[WHAT THE TASK ASKS]:
Give every entry again, exactly.

Data records for software interfaces:
********
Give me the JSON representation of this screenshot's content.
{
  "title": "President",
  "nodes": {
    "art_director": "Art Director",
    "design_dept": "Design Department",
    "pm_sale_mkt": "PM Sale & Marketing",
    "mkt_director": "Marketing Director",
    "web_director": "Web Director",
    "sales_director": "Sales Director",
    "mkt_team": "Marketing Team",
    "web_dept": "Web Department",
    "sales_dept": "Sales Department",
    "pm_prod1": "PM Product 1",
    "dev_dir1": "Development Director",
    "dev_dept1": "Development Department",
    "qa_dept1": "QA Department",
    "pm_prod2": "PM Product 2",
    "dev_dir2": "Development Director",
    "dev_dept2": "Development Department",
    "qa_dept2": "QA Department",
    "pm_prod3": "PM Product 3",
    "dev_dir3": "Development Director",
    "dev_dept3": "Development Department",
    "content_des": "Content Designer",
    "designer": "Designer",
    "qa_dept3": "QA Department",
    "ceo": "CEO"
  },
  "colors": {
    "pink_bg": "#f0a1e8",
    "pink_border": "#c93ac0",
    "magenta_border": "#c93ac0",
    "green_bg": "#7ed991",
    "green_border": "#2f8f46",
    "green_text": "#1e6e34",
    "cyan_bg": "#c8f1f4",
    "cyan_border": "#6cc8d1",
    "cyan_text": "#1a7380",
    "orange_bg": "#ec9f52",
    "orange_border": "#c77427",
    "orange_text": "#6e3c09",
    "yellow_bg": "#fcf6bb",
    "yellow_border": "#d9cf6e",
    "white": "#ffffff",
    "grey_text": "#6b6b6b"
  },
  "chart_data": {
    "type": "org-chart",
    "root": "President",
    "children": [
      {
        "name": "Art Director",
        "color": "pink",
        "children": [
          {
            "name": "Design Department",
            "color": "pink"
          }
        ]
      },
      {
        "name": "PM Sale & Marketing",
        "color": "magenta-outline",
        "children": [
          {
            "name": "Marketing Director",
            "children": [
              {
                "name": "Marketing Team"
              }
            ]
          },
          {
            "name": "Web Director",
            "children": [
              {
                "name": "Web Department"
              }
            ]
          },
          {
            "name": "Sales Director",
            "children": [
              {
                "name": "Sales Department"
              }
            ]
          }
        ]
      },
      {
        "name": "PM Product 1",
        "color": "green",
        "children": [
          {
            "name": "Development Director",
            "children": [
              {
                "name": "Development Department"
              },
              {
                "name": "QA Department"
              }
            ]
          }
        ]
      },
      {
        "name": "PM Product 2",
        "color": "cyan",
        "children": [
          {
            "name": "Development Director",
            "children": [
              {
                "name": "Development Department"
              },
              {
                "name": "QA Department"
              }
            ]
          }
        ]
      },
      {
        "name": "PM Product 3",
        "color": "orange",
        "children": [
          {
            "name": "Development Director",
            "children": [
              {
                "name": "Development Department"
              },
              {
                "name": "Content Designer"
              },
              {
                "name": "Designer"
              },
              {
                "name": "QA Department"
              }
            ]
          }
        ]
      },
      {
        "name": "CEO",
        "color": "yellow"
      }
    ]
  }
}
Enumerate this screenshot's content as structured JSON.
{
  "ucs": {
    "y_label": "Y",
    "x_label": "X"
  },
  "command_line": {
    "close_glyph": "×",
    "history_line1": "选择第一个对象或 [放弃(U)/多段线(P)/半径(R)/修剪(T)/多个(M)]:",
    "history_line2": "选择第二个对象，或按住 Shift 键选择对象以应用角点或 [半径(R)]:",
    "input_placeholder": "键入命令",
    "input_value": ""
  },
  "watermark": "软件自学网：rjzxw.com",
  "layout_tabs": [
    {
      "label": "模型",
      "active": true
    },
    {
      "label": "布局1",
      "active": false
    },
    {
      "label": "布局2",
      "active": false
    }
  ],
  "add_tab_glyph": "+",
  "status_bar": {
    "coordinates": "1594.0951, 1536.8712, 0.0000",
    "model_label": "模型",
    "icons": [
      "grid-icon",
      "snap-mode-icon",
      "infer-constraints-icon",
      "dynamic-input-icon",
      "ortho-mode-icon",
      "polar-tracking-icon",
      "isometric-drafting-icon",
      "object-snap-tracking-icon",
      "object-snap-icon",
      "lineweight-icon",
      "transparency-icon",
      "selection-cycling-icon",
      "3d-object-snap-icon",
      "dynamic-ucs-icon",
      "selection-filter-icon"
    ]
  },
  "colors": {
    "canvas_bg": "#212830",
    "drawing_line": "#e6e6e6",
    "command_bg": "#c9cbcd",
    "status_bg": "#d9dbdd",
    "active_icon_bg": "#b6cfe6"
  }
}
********
[REPLY TO THE EXERCISE]:
Give me the JSON representation of this screenshot's content.
{
  "title": "President",
  "nodes": {
    "art_director": "Art Director",
    "design_dept": "Design Department",
    "pm_sale_mkt": "PM Sale & Marketing",
    "mkt_director": "Marketing Director",
    "web_director": "Web Director",
    "sales_director": "Sales Director",
    "mkt_team": "Marketing Team",
    "web_dept": "Web Department",
    "sales_dept": "Sales Department",
    "pm_prod1": "PM Product 1",
    "dev_dir1": "Development Director",
    "dev_dept1": "Development Department",
    "qa_dept1": "QA Department",
    "pm_prod2": "PM Product 2",
    "dev_dir2": "Development Director",
    "dev_dept2": "Development Department",
    "qa_dept2": "QA Department",
    "pm_prod3": "PM Product 3",
    "dev_dir3": "Development Director",
    "dev_dept3": "Development Department",
    "content_des": "Content Designer",
    "designer": "Designer",
    "qa_dept3": "QA Department",
    "ceo": "CEO"
  },
  "colors": {
    "pink_bg": "#f0a1e8",
    "pink_border": "#c93ac0",
    "magenta_border": "#c93ac0",
    "green_bg": "#7ed991",
    "green_border": "#2f8f46",
    "green_text": "#1e6e34",
    "cyan_bg": "#c8f1f4",
    "cyan_border": "#6cc8d1",
    "cyan_text": "#1a7380",
    "orange_bg": "#ec9f52",
    "orange_border": "#c77427",
    "orange_text": "#6e3c09",
    "yellow_bg": "#fcf6bb",
    "yellow_border": "#d9cf6e",
    "white": "#ffffff",
    "grey_text": "#6b6b6b"
  },
  "chart_data": {
    "type": "org-chart",
    "root": "President",
    "children": [
      {
        "name": "Art Director",
        "color": "pink",
        "children": [
          {
            "name": "Design Department",
            "color": "pink"
          }
        ]
      },
      {
        "name": "PM Sale & Marketing",
        "color": "magenta-outline",
        "children": [
          {
            "name": "Marketing Director",
            "children": [
              {
                "name": "Marketing Team"
              }
            ]
          },
          {
            "name": "Web Director",
            "children": [
              {
                "name": "Web Department"
              }
            ]
          },
          {
            "name": "Sales Director",
            "children": [
              {
                "name": "Sales Department"
              }
            ]
          }
        ]
      },
      {
        "name": "PM Product 1",
        "color": "green",
        "children": [
          {
            "name": "Development Director",
            "children": [
              {
                "name": "Development Department"
              },
              {
                "name": "QA Department"
              }
            ]
          }
        ]
      },
      {
        "name": "PM Product 2",
        "color": "cyan",
        "children": [
          {
            "name": "Development Director",
            "children": [
              {
                "name": "Development Department"
              },
              {
                "name": "QA Department"
              }
            ]
          }
        ]
      },
      {
        "name": "PM Product 3",
        "color": "orange",
        "children": [
          {
            "name": "Development Director",
            "children": [
              {
                "name": "Development Department"
              },
              {
                "name": "Content Designer"
              },
              {
                "name": "Designer"
              },
              {
                "name": "QA Department"
              }
            ]
          }
        ]
      },
      {
        "name": "CEO",
        "color": "yellow"
      }
    ]
  }
}
Enumerate this screenshot's content as structured JSON.
{
  "ucs": {
    "y_label": "Y",
    "x_label": "X"
  },
  "command_line": {
    "close_glyph": "×",
    "history_line1": "选择第一个对象或 [放弃(U)/多段线(P)/半径(R)/修剪(T)/多个(M)]:",
    "history_line2": "选择第二个对象，或按住 Shift 键选择对象以应用角点或 [半径(R)]:",
    "input_placeholder": "键入命令",
    "input_value": ""
  },
  "watermark": "软件自学网：rjzxw.com",
  "layout_tabs": [
    {
      "label": "模型",
      "active": true
    },
    {
      "label": "布局1",
      "active": false
    },
    {
      "label": "布局2",
      "active": false
    }
  ],
  "add_tab_glyph": "+",
  "status_bar": {
    "coordinates": "1594.0951, 1536.8712, 0.0000",
    "model_label": "模型",
    "icons": [
      "grid-icon",
      "snap-mode-icon",
      "infer-constraints-icon",
      "dynamic-input-icon",
      "ortho-mode-icon",
      "polar-tracking-icon",
      "isometric-drafting-icon",
      "object-snap-tracking-icon",
      "object-snap-icon",
      "lineweight-icon",
      "transparency-icon",
      "selection-cycling-icon",
      "3d-object-snap-icon",
      "dynamic-ucs-icon",
      "selection-filter-icon"
    ]
  },
  "colors": {
    "canvas_bg": "#212830",
    "drawing_line": "#e6e6e6",
    "command_bg": "#c9cbcd",
    "status_bg": "#d9dbdd",
    "active_icon_bg": "#b6cfe6"
  }
}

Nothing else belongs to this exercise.